◆ Task description
Send every record back word for word.

◆ Given information
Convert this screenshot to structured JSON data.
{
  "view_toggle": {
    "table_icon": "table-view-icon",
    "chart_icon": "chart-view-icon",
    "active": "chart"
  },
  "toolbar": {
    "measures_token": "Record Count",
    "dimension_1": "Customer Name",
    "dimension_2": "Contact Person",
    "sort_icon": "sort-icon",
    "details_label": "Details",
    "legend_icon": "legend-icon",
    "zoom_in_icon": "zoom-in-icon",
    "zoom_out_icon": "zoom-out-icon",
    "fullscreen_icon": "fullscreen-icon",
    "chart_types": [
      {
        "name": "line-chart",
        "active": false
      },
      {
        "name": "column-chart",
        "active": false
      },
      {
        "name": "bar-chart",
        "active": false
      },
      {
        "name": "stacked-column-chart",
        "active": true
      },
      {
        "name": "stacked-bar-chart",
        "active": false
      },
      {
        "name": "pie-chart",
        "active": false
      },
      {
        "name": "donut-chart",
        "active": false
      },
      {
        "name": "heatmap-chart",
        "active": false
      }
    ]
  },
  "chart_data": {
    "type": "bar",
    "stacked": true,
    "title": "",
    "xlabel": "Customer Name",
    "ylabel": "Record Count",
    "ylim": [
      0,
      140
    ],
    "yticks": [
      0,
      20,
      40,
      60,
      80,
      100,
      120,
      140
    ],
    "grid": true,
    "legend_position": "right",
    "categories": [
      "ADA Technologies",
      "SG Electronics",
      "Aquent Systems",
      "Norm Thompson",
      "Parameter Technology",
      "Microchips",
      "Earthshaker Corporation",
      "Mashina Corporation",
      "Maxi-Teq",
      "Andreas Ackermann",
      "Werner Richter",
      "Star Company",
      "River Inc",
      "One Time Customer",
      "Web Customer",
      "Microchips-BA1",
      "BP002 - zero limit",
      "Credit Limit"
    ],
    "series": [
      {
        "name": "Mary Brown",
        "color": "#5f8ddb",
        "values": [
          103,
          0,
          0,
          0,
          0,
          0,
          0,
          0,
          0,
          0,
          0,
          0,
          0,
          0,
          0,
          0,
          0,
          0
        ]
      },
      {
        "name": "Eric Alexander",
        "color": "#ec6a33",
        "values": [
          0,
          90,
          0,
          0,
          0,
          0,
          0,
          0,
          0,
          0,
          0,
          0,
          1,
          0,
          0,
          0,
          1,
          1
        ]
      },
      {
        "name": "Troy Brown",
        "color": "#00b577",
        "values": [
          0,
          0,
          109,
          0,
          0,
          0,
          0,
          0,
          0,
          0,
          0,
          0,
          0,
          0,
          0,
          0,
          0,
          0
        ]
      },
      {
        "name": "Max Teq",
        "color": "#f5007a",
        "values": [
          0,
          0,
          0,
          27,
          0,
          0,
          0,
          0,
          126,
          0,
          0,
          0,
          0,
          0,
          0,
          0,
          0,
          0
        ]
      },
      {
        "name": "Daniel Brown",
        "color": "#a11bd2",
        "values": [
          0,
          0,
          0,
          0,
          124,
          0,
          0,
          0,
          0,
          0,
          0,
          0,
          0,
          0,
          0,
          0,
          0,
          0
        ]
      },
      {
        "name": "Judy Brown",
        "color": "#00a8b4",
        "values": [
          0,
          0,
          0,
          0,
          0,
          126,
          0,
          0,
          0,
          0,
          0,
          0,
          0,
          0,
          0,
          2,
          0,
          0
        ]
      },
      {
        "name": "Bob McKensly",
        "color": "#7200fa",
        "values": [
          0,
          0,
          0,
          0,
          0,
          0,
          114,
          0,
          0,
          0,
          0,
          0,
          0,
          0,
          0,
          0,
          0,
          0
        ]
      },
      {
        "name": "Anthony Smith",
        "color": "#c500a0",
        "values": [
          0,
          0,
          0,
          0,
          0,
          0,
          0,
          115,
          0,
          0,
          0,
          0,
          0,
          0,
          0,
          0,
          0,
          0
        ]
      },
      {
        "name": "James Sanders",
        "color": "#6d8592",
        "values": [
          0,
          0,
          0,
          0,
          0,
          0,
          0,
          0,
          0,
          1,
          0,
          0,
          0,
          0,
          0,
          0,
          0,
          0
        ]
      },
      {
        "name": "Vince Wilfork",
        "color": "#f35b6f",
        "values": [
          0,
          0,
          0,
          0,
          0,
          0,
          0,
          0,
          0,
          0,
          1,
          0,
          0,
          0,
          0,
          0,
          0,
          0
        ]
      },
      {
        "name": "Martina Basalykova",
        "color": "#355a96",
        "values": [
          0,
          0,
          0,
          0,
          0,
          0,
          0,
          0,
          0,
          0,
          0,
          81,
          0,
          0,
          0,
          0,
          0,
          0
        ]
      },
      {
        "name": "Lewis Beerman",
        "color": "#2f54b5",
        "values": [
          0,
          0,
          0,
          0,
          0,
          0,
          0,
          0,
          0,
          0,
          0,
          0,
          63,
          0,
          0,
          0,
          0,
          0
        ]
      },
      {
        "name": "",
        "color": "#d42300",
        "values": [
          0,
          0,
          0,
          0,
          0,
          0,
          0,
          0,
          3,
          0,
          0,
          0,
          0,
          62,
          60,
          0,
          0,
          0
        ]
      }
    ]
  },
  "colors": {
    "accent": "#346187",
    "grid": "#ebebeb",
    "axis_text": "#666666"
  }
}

◆ Solution for this task
Convert this screenshot to structured JSON data.
{
  "view_toggle": {
    "table_icon": "table-view-icon",
    "chart_icon": "chart-view-icon",
    "active": "chart"
  },
  "toolbar": {
    "measures_token": "Record Count",
    "dimension_1": "Customer Name",
    "dimension_2": "Contact Person",
    "sort_icon": "sort-icon",
    "details_label": "Details",
    "legend_icon": "legend-icon",
    "zoom_in_icon": "zoom-in-icon",
    "zoom_out_icon": "zoom-out-icon",
    "fullscreen_icon": "fullscreen-icon",
    "chart_types": [
      {
        "name": "line-chart",
        "active": false
      },
      {
        "name": "column-chart",
        "active": false
      },
      {
        "name": "bar-chart",
        "active": false
      },
      {
        "name": "stacked-column-chart",
        "active": true
      },
      {
        "name": "stacked-bar-chart",
        "active": false
      },
      {
        "name": "pie-chart",
        "active": false
      },
      {
        "name": "donut-chart",
        "active": false
      },
      {
        "name": "heatmap-chart",
        "active": false
      }
    ]
  },
  "chart_data": {
    "type": "bar",
    "stacked": true,
    "title": "",
    "xlabel": "Customer Name",
    "ylabel": "Record Count",
    "ylim": [
      0,
      140
    ],
    "yticks": [
      0,
      20,
      40,
      60,
      80,
      100,
      120,
      140
    ],
    "grid": true,
    "legend_position": "right",
    "categories": [
      "ADA Technologies",
      "SG Electronics",
      "Aquent Systems",
      "Norm Thompson",
      "Parameter Technology",
      "Microchips",
      "Earthshaker Corporation",
      "Mashina Corporation",
      "Maxi-Teq",
      "Andreas Ackermann",
      "Werner Richter",
      "Star Company",
      "River Inc",
      "One Time Customer",
      "Web Customer",
      "Microchips-BA1",
      "BP002 - zero limit",
      "Credit Limit"
    ],
    "series": [
      {
        "name": "Mary Brown",
        "color": "#5f8ddb",
        "values": [
          103,
          0,
          0,
          0,
          0,
          0,
          0,
          0,
          0,
          0,
          0,
          0,
          0,
          0,
          0,
          0,
          0,
          0
        ]
      },
      {
        "name": "Eric Alexander",
        "color": "#ec6a33",
        "values": [
          0,
          90,
          0,
          0,
          0,
          0,
          0,
          0,
          0,
          0,
          0,
          0,
          1,
          0,
          0,
          0,
          1,
          1
        ]
      },
      {
        "name": "Troy Brown",
        "color": "#00b577",
        "values": [
          0,
          0,
          109,
          0,
          0,
          0,
          0,
          0,
          0,
          0,
          0,
          0,
          0,
          0,
          0,
          0,
          0,
          0
        ]
      },
      {
        "name": "Max Teq",
        "color": "#f5007a",
        "values": [
          0,
          0,
          0,
          27,
          0,
          0,
          0,
          0,
          126,
          0,
          0,
          0,
          0,
          0,
          0,
          0,
          0,
          0
        ]
      },
      {
        "name": "Daniel Brown",
        "color": "#a11bd2",
        "values": [
          0,
          0,
          0,
          0,
          124,
          0,
          0,
          0,
          0,
          0,
          0,
          0,
          0,
          0,
          0,
          0,
          0,
          0
        ]
      },
      {
        "name": "Judy Brown",
        "color": "#00a8b4",
        "values": [
          0,
          0,
          0,
          0,
          0,
          126,
          0,
          0,
          0,
          0,
          0,
          0,
          0,
          0,
          0,
          2,
          0,
          0
        ]
      },
      {
        "name": "Bob McKensly",
        "color": "#7200fa",
        "values": [
          0,
          0,
          0,
          0,
          0,
          0,
          114,
          0,
          0,
          0,
          0,
          0,
          0,
          0,
          0,
          0,
          0,
          0
        ]
      },
      {
        "name": "Anthony Smith",
        "color": "#c500a0",
        "values": [
          0,
          0,
          0,
          0,
          0,
          0,
          0,
          115,
          0,
          0,
          0,
          0,
          0,
          0,
          0,
          0,
          0,
          0
        ]
      },
      {
        "name": "James Sanders",
        "color": "#6d8592",
        "values": [
          0,
          0,
          0,
          0,
          0,
          0,
          0,
          0,
          0,
          1,
          0,
          0,
          0,
          0,
          0,
          0,
          0,
          0
        ]
      },
      {
        "name": "Vince Wilfork",
        "color": "#f35b6f",
        "values": [
          0,
          0,
          0,
          0,
          0,
          0,
          0,
          0,
          0,
          0,
          1,
          0,
          0,
          0,
          0,
          0,
          0,
          0
        ]
      },
      {
        "name": "Martina Basalykova",
        "color": "#355a96",
        "values": [
          0,
          0,
          0,
          0,
          0,
          0,
          0,
          0,
          0,
          0,
          0,
          81,
          0,
          0,
          0,
          0,
          0,
          0
        ]
      },
      {
        "name": "Lewis Beerman",
        "color": "#2f54b5",
        "values": [
          0,
          0,
          0,
          0,
          0,
          0,
          0,
          0,
          0,
          0,
          0,
          0,
          63,
          0,
          0,
          0,
          0,
          0
        ]
      },
      {
        "name": "",
        "color": "#d42300",
        "values": [
          0,
          0,
          0,
          0,
          0,
          0,
          0,
          0,
          3,
          0,
          0,
          0,
          0,
          62,
          60,
          0,
          0,
          0
        ]
      }
    ]
  },
  "colors": {
    "accent": "#346187",
    "grid": "#ebebeb",
    "axis_text": "#666666"
  }
}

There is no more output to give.